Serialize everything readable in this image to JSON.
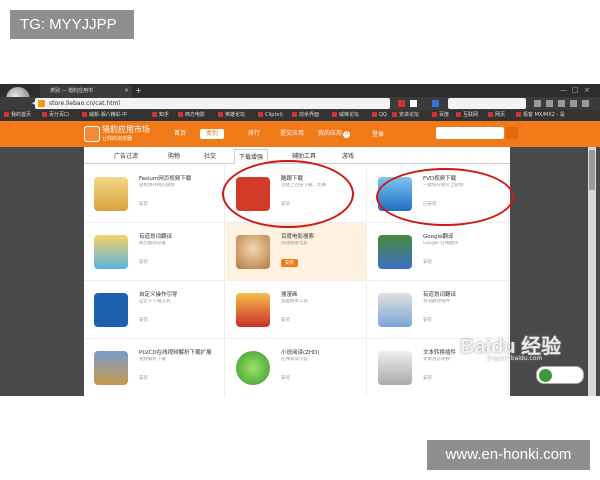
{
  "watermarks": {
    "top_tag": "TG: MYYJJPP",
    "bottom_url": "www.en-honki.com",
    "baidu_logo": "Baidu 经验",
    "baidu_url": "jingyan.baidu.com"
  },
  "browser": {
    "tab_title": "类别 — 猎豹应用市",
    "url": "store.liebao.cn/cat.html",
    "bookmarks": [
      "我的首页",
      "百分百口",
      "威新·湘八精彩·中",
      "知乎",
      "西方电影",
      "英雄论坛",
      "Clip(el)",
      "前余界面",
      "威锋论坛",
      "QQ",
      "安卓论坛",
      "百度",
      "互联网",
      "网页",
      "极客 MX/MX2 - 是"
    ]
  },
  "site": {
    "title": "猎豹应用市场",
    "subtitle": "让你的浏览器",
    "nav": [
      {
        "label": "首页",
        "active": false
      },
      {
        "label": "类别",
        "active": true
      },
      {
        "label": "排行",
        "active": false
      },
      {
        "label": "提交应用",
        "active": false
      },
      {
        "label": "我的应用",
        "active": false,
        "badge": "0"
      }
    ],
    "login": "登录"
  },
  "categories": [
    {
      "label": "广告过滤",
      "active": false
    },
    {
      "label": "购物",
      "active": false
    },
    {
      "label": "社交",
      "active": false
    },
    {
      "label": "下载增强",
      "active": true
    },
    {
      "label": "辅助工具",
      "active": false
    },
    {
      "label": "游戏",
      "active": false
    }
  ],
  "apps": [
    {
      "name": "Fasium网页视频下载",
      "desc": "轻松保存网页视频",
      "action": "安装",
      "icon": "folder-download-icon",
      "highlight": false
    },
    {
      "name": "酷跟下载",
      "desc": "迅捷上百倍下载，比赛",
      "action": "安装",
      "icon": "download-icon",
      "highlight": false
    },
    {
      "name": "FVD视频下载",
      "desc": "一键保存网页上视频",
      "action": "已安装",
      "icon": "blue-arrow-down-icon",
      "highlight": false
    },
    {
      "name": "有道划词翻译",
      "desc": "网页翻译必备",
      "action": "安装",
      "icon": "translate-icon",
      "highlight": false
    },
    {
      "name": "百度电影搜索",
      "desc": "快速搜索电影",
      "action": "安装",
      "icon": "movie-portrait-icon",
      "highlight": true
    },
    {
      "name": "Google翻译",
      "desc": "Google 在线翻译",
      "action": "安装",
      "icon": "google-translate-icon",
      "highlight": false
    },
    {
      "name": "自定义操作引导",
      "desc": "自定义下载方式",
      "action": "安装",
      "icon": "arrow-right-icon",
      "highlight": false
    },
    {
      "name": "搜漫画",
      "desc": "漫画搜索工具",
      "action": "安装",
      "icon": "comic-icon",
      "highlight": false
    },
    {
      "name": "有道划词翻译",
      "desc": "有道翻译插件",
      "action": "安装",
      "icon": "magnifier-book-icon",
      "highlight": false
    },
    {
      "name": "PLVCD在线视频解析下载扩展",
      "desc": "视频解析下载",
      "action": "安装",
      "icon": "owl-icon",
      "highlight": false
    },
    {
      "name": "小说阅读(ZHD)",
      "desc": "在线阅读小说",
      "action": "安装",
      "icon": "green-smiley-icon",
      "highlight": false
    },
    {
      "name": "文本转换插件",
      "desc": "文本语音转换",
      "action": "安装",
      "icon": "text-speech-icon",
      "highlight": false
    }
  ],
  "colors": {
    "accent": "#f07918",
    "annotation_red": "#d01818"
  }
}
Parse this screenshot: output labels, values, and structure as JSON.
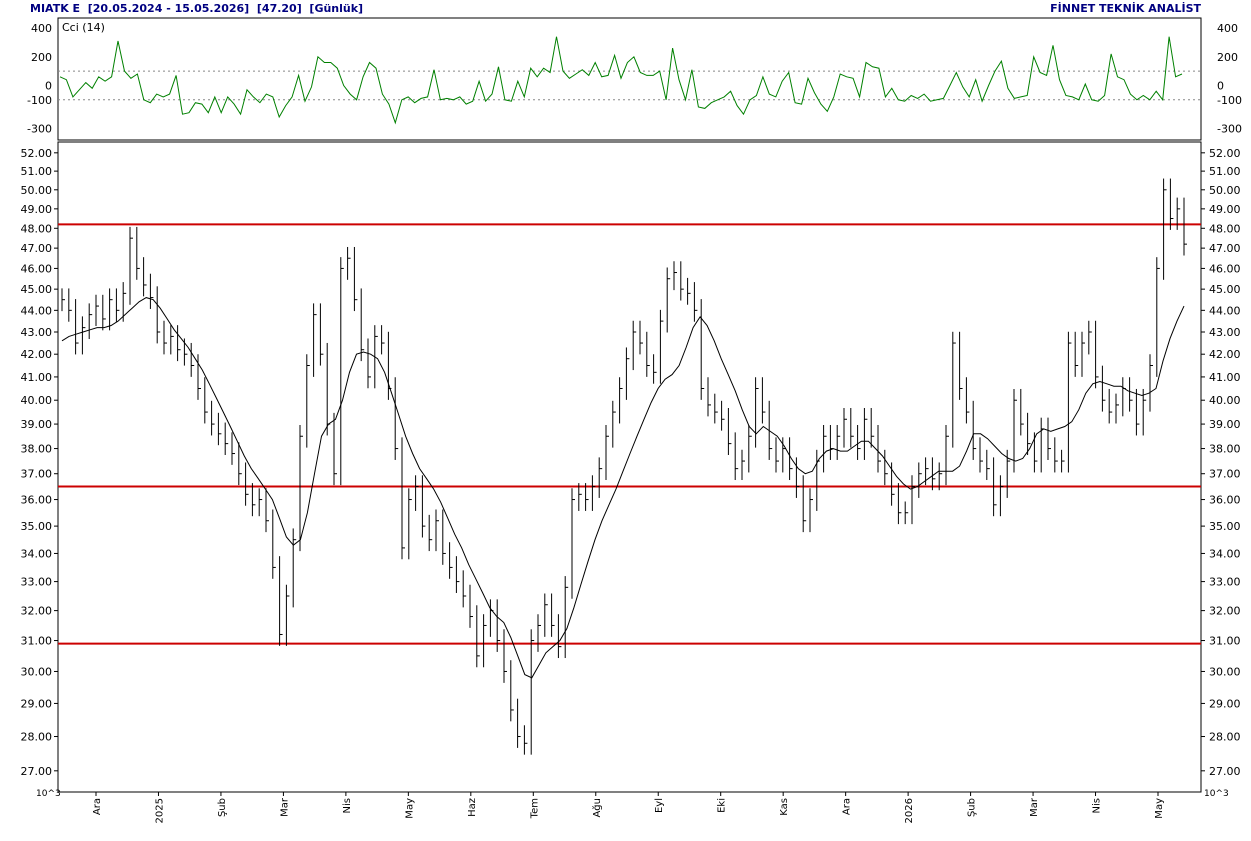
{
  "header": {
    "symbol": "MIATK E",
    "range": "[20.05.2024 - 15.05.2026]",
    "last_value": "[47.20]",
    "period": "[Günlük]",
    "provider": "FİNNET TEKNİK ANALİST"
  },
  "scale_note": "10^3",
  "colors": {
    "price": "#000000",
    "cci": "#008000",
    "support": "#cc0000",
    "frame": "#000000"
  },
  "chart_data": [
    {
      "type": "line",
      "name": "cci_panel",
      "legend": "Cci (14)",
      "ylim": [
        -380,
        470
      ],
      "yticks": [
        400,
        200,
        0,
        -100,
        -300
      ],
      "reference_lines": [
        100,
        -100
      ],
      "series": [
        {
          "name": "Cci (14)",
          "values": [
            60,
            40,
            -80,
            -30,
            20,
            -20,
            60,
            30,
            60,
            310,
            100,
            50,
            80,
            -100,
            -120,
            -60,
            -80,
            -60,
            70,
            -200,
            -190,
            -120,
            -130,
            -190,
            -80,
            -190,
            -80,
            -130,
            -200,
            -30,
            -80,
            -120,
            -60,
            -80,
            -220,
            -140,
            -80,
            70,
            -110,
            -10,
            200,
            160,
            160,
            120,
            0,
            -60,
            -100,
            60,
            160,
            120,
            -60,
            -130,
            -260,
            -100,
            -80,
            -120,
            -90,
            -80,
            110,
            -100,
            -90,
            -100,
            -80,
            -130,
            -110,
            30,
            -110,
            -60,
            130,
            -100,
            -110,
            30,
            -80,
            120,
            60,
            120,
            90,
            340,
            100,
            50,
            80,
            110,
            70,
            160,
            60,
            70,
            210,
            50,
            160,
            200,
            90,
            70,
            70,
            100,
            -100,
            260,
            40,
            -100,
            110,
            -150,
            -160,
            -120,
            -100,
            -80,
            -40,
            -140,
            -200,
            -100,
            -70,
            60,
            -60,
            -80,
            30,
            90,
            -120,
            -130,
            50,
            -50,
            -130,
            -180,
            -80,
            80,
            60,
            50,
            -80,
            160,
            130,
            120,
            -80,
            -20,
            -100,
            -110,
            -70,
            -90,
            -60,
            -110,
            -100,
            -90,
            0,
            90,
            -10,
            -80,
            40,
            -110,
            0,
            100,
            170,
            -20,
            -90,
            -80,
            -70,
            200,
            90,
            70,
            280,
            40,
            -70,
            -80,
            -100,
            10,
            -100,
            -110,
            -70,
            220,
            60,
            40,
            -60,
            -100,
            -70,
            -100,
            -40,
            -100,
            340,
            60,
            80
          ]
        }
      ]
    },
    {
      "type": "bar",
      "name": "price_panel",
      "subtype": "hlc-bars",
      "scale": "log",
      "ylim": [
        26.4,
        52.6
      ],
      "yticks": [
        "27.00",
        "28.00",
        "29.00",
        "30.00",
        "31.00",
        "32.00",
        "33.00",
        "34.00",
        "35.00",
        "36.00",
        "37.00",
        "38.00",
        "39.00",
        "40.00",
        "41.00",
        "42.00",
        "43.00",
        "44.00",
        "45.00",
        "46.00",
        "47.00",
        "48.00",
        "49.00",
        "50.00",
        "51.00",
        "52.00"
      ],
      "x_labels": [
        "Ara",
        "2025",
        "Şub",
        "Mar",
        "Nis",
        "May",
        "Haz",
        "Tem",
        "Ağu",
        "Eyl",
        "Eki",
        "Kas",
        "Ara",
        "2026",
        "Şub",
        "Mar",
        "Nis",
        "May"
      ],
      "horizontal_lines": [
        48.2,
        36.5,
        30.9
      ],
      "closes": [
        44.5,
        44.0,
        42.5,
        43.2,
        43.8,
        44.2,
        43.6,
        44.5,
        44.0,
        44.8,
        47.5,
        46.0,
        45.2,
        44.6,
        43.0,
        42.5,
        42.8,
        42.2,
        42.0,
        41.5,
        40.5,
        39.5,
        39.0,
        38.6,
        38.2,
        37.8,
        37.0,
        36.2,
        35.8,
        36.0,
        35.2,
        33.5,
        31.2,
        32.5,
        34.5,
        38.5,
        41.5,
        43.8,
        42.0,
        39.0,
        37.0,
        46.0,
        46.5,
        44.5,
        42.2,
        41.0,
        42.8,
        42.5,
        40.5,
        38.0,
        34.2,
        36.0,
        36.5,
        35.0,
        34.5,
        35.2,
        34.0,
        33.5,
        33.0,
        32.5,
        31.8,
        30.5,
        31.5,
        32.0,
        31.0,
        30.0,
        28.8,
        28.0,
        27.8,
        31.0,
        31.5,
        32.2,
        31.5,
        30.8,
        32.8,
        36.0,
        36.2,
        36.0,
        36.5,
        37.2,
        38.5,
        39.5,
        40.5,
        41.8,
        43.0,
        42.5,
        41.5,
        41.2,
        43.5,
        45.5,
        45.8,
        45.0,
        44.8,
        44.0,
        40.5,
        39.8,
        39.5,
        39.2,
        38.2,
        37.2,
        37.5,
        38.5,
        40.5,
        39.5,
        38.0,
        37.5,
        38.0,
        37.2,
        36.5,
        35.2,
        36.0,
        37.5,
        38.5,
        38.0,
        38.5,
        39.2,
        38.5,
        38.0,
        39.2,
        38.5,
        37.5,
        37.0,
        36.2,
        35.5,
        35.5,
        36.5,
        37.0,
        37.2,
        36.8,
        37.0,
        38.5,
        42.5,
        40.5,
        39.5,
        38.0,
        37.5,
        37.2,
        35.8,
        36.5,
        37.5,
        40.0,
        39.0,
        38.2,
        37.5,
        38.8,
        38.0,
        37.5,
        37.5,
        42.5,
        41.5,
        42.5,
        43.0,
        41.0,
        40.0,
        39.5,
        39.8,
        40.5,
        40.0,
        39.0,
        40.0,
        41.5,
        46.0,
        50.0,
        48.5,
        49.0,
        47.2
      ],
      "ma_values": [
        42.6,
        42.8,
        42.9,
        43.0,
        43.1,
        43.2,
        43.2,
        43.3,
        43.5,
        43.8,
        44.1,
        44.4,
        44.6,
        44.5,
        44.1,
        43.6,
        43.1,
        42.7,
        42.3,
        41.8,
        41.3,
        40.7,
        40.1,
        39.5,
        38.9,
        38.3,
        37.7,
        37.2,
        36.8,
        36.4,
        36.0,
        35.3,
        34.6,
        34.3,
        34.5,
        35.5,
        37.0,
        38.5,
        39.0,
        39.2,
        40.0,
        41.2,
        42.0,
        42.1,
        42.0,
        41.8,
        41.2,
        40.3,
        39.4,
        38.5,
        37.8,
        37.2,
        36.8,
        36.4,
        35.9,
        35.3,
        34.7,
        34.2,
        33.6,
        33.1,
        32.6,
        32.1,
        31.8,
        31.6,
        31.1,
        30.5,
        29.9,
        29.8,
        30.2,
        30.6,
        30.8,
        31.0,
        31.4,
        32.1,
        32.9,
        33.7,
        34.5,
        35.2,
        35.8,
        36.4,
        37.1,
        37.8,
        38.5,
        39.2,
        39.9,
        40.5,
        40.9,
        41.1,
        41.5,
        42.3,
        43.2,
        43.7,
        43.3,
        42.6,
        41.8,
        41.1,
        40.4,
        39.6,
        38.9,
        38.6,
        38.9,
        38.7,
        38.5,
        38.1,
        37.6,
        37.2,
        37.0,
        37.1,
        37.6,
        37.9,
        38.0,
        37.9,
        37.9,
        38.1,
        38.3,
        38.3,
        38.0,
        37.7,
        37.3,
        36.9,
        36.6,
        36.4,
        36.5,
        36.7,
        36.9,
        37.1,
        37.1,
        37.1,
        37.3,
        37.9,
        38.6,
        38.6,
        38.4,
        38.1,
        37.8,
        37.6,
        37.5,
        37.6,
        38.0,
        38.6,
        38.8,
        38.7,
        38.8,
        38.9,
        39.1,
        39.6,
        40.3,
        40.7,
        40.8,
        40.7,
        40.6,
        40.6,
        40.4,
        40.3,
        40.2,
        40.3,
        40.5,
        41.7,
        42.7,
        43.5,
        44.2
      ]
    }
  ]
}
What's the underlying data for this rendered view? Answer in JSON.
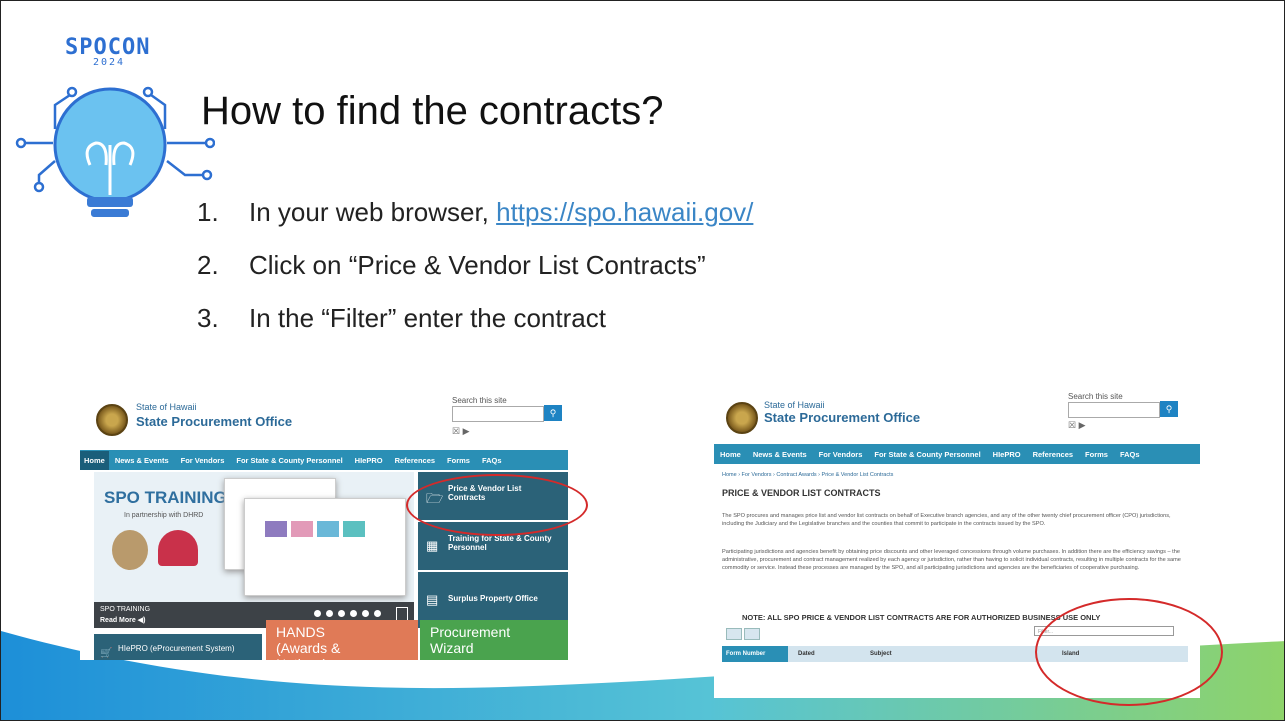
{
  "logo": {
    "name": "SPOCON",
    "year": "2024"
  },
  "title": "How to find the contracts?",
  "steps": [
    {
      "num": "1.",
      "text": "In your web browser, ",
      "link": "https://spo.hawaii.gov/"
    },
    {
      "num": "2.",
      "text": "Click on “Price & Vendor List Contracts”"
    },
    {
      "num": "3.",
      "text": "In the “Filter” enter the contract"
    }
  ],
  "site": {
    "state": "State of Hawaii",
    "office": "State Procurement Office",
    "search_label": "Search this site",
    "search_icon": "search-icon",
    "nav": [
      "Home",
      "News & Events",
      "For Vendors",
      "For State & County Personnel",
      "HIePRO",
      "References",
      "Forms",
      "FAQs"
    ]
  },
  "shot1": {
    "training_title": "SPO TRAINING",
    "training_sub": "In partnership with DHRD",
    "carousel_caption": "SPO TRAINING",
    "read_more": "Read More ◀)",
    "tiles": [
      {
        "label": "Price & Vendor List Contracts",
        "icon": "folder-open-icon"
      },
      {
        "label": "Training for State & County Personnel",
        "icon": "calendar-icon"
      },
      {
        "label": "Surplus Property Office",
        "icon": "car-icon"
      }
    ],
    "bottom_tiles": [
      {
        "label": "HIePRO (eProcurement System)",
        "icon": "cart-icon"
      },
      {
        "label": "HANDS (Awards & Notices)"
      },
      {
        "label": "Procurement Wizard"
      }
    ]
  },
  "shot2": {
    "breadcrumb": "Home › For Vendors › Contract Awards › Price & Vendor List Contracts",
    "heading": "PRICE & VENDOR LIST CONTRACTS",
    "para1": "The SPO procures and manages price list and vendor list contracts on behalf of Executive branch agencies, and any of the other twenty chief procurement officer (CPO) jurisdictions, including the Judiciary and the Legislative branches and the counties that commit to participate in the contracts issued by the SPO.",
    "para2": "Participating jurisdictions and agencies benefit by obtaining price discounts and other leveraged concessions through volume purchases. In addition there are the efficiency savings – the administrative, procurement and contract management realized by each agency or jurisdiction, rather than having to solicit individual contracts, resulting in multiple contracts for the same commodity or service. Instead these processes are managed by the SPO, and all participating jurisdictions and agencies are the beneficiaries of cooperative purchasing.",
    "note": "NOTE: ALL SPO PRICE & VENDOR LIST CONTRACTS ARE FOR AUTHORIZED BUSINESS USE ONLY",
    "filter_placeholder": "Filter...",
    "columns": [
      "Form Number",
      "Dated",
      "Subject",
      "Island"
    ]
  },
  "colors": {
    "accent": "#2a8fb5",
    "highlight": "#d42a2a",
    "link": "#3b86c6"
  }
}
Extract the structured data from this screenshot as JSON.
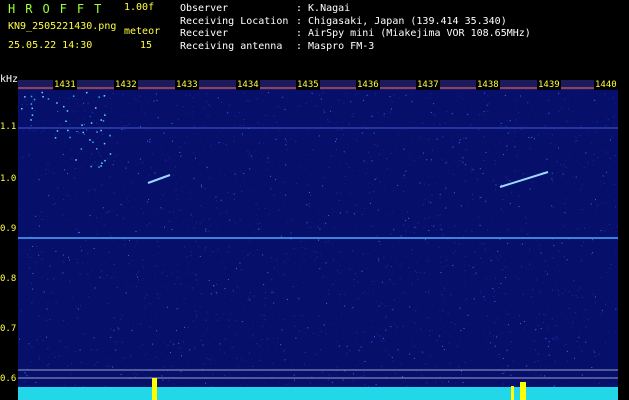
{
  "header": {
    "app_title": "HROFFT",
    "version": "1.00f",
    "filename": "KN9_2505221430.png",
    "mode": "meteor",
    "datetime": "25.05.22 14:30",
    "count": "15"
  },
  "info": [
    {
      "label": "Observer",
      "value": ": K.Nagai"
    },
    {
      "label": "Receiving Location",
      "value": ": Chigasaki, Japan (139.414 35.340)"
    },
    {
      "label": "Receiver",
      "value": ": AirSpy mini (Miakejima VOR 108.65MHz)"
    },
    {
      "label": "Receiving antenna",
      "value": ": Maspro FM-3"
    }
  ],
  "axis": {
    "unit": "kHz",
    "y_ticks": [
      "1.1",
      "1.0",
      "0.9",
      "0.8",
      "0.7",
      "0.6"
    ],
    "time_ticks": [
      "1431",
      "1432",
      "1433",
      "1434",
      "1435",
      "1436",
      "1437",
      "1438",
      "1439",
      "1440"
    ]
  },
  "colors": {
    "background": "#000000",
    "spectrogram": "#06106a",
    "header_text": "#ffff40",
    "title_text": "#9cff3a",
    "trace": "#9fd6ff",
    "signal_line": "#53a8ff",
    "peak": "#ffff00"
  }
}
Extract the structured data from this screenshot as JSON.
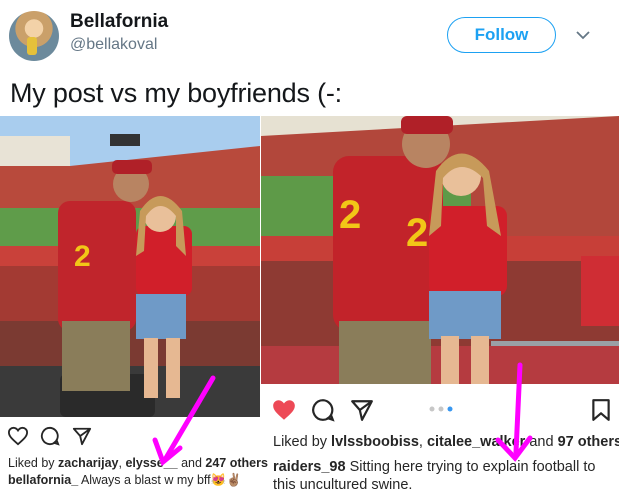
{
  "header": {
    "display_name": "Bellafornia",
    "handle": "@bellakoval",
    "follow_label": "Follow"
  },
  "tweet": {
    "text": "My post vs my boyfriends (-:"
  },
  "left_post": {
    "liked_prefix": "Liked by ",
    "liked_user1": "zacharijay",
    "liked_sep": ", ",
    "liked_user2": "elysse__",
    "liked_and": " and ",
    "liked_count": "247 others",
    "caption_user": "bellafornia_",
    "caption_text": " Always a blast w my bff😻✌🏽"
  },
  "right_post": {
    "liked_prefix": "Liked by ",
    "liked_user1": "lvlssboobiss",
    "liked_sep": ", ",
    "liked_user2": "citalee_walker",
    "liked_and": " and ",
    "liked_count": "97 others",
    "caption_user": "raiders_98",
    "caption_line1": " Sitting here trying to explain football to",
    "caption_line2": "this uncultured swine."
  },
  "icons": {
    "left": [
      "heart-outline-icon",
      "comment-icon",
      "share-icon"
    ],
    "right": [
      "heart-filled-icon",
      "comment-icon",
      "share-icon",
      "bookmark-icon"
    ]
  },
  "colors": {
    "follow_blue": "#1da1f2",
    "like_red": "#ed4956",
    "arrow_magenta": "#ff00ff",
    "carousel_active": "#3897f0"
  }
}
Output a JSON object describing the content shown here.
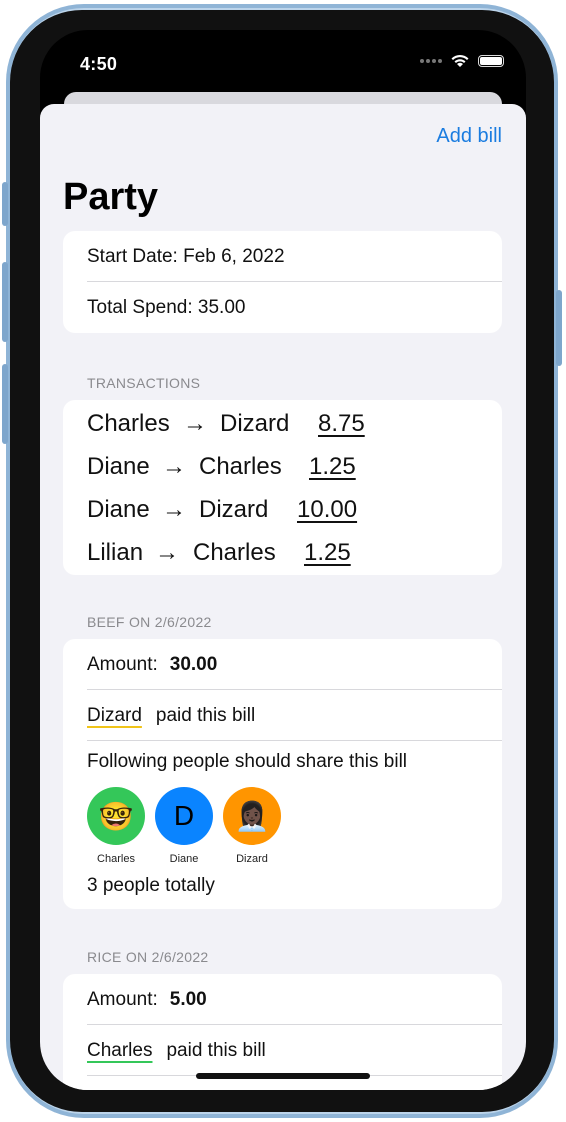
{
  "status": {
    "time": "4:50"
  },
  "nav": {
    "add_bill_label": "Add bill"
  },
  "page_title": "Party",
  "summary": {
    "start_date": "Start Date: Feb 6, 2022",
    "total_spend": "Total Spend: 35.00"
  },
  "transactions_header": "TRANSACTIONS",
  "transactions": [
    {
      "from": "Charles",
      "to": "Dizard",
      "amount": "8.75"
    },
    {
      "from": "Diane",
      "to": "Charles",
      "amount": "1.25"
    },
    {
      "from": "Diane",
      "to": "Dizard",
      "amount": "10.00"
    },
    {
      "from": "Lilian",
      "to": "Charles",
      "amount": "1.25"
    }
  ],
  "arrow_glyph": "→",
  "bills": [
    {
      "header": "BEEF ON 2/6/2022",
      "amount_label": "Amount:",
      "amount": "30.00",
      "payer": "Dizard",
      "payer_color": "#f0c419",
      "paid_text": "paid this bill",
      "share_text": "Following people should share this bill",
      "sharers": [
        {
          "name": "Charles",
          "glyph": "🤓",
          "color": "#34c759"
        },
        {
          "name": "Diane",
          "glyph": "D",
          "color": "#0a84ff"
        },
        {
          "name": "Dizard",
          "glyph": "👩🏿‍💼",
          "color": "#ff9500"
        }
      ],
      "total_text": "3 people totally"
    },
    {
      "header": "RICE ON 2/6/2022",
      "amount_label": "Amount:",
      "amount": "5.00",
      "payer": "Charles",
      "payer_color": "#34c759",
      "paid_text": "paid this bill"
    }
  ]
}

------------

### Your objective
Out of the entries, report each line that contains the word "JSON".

### Problem solution
Serialize everything readable in this image to JSON.
Parse this screenshot: output labels, values, and structure as JSON.
What's the underlying data for this rendered view? Answer in JSON.
Extract the structured data from this screenshot as JSON.
Extract the structured data from this screenshot as JSON.
Output a JSON object describing the content shown here.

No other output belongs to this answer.